“Morale is actually a pretty im­portant thing, because once one guy starts getting pretty negative, it kind of spreads. What we tend to do is sort of embrace ‘the suck’ essentially,” Bonderud said. “When things get really bad you have to almost laugh about it. You’ve got to keep the morale up and keep it positive.”

“There’s two sides to it: the negativity that is legitimate and there’s the negativity that’s just hi­larious, and in the infantry, we usu­ally stick to the negativity that’s funny,” McDonald said, chuckling.

DSC_9032Our final morning began at 5 a.m. with the group split­ting up and patrolling the surrounding location.

Sunday morning was spent doing reconnaissance pa­trols, which McDonald told me were important for find­ing an alternate base location could be scouted ahead of time.

After that, the rest of the morning was spent creating snow walls up on a hill using shovels and snowshoes. The walls had to look like other mounds along the hill line while being six feet across for the two groups of soldiers to fit behind them and sight enemies.

Before leaving on Sunday, all the soldiers had to declare that they had given back any ammunition before leaving the site. After that, everyone huddled in a circle and got to say the parts they liked and didn’t like about the week­end. The intention was for Capt. Hunter to use feedback for future exercises. Overall everyone agreed it was a “great ex.”

The ride home was long. The energy and excitement felt on the night we left was gone now. The cold weather had sucked the energy out of us. Peters drove and the rest of us fell asleep, but I kept waking up when I felt phantom snowshoes still attached to my feet.
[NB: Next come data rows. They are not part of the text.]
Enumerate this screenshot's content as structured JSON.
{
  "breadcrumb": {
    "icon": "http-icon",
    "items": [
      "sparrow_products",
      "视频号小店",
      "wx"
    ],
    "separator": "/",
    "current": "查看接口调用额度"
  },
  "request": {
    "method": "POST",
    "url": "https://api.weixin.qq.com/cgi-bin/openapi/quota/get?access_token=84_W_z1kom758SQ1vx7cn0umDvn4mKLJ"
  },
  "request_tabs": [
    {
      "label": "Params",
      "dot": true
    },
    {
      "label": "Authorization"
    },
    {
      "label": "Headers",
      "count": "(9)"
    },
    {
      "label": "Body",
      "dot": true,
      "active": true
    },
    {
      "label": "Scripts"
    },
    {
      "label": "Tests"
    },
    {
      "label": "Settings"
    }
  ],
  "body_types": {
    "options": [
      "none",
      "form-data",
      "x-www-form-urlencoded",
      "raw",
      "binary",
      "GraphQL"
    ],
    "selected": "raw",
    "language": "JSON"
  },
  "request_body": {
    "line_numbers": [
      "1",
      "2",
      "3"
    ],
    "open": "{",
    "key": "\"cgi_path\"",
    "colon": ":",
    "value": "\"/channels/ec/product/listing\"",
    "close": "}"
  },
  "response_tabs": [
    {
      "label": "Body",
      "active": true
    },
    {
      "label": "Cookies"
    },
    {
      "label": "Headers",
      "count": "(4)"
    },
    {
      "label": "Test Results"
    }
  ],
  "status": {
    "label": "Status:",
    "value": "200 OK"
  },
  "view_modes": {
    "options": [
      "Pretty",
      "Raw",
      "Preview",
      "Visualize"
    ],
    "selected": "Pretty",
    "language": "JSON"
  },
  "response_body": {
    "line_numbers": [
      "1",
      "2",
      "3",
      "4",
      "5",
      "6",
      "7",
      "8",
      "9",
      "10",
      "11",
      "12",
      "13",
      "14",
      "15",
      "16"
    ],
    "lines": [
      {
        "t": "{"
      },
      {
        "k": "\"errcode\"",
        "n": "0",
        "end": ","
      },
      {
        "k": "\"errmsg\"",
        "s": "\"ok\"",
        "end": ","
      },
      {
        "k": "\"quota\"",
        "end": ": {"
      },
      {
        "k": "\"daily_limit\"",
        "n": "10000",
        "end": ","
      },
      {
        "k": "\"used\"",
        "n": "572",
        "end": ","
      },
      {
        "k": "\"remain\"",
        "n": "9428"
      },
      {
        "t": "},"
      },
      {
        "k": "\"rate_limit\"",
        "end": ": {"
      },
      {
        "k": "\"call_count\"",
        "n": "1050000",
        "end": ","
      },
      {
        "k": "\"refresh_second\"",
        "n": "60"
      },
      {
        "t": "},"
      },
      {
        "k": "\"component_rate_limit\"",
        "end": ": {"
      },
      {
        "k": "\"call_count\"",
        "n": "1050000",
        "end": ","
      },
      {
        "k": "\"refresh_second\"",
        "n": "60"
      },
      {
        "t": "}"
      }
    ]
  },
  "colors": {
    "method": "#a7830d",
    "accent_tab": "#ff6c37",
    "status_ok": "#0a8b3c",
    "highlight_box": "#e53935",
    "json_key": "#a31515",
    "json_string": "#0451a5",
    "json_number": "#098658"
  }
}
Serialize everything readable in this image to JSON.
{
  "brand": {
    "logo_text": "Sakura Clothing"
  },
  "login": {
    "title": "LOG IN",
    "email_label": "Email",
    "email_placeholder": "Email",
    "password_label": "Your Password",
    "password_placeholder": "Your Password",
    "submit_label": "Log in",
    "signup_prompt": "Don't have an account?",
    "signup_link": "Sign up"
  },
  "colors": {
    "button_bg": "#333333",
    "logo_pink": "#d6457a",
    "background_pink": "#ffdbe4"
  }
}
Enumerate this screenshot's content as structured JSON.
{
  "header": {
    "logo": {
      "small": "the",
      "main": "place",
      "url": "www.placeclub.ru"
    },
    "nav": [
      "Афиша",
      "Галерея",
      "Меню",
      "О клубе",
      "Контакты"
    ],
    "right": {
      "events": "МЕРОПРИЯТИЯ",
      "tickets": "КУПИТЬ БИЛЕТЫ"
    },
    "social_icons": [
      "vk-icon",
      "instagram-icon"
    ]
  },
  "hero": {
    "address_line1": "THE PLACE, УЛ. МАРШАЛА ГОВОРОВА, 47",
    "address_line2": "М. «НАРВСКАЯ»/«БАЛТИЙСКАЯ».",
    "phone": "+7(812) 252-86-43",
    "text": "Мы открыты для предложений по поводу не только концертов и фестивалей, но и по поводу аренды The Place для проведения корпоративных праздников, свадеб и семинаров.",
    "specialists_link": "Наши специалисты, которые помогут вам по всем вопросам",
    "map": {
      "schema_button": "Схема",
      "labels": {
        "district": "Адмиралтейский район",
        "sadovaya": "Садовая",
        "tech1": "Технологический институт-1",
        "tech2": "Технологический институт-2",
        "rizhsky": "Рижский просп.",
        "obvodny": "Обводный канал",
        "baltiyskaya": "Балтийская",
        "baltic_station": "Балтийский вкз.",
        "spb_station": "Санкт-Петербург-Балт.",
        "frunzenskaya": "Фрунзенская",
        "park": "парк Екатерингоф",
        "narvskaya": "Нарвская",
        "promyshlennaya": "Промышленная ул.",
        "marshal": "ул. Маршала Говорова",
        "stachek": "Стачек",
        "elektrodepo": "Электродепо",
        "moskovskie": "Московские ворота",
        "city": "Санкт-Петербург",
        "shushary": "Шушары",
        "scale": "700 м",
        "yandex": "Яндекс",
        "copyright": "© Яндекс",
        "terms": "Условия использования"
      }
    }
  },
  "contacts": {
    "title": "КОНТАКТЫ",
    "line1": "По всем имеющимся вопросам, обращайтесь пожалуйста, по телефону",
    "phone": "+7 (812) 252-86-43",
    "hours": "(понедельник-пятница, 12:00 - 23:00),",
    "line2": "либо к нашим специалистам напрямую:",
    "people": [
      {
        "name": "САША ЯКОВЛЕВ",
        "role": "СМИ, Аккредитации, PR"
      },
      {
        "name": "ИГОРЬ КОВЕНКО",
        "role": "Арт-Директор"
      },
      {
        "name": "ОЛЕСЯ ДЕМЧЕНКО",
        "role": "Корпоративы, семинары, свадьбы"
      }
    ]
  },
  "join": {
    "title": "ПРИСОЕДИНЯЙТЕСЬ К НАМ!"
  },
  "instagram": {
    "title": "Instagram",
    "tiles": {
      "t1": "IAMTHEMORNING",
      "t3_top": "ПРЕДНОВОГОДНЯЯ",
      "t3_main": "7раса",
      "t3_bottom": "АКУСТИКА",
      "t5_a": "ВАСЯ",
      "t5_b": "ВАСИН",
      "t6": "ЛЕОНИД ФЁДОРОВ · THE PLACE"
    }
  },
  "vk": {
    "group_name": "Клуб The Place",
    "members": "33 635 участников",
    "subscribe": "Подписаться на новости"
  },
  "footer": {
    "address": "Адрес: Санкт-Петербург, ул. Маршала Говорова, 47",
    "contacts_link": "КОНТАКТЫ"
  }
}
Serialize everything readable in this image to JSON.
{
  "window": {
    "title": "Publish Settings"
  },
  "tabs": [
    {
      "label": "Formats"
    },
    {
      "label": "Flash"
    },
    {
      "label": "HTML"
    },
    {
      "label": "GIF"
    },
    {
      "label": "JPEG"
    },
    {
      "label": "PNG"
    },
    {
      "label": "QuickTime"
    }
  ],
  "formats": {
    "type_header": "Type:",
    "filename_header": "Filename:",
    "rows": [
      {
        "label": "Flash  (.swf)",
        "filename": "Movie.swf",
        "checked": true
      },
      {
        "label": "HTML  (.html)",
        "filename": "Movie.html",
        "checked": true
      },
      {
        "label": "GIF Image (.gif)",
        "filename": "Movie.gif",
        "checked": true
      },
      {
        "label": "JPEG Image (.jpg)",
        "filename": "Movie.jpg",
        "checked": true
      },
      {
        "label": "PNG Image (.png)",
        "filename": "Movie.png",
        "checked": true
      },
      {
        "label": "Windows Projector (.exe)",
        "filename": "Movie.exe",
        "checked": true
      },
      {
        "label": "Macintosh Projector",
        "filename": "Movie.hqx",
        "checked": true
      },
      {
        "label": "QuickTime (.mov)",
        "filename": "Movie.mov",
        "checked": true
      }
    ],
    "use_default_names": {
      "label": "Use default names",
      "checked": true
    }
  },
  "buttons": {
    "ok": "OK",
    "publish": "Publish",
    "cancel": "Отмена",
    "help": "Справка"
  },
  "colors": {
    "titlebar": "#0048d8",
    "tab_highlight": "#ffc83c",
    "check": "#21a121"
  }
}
I had accomplished staying dry for the entire weekend, something I’m proud of for my first winter ex.